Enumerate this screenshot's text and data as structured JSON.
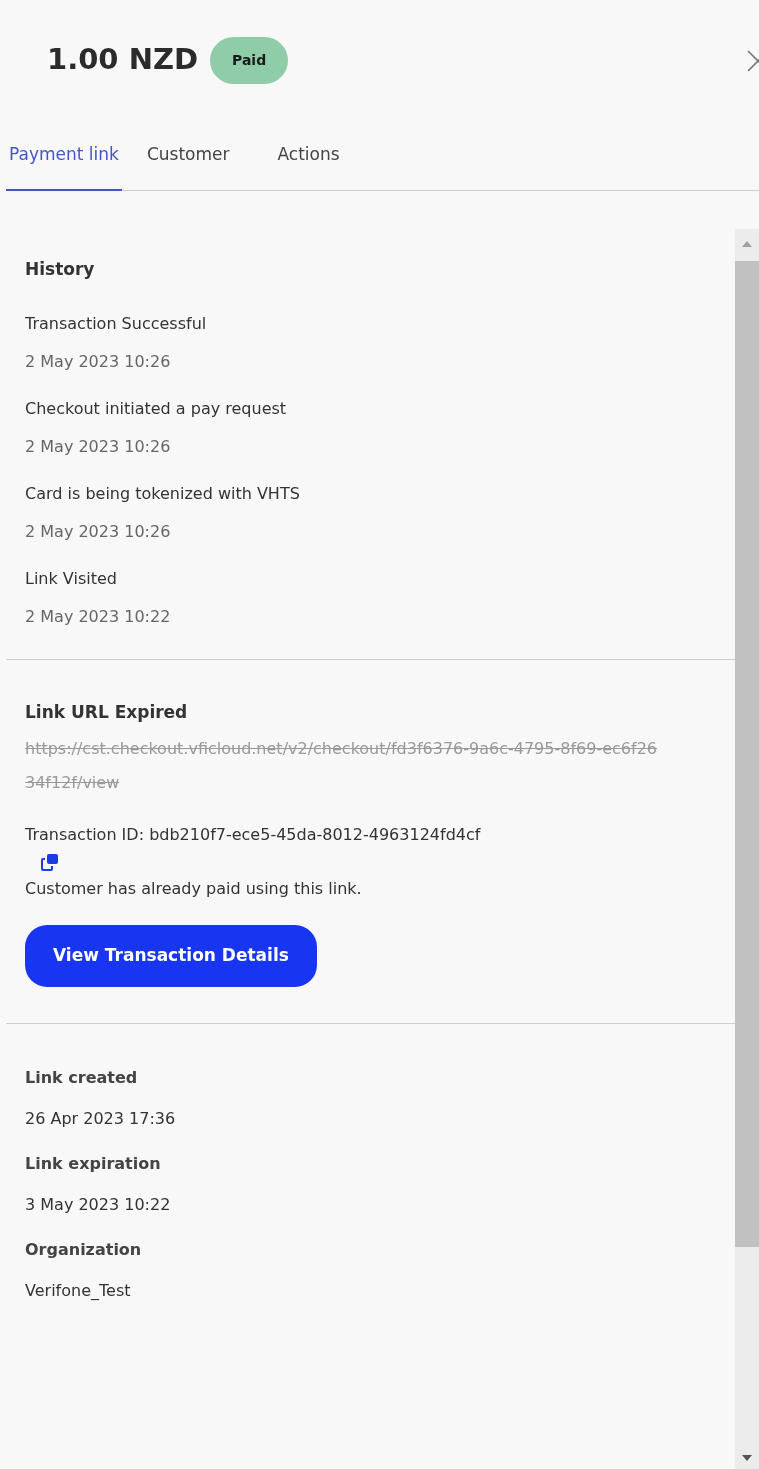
{
  "header": {
    "amount": "1.00 NZD",
    "status": {
      "label": "Paid",
      "color": "#8fcca8"
    }
  },
  "tabs": [
    {
      "label": "Payment link",
      "selected": true
    },
    {
      "label": "Customer",
      "selected": false
    },
    {
      "label": "Actions",
      "selected": false
    }
  ],
  "history": {
    "heading": "History",
    "events": [
      {
        "title": "Transaction Successful",
        "time": "2 May 2023 10:26"
      },
      {
        "title": "Checkout initiated a pay request",
        "time": "2 May 2023 10:26"
      },
      {
        "title": "Card is being tokenized with VHTS",
        "time": "2 May 2023 10:26"
      },
      {
        "title": "Link Visited",
        "time": "2 May 2023 10:22"
      }
    ]
  },
  "link": {
    "heading": "Link URL Expired",
    "url": "https://cst.checkout.vficloud.net/v2/checkout/fd3f6376-9a6c-4795-8f69-ec6f2634f12f/view",
    "expired": true,
    "transaction_id": "Transaction ID: bdb210f7-ece5-45da-8012-4963124fd4cf",
    "message": "Customer has already paid using this link.",
    "button": "View Transaction Details"
  },
  "details": [
    {
      "label": "Link created",
      "value": "26 Apr 2023 17:36"
    },
    {
      "label": "Link expiration",
      "value": "3 May 2023 10:22"
    },
    {
      "label": "Organization",
      "value": "Verifone_Test"
    }
  ]
}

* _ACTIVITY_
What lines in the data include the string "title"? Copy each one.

* _ANSWER AREA_
        "title": "Transaction Successful",
        "title": "Checkout initiated a pay request",
        "title": "Card is being tokenized with VHTS",
        "title": "Link Visited",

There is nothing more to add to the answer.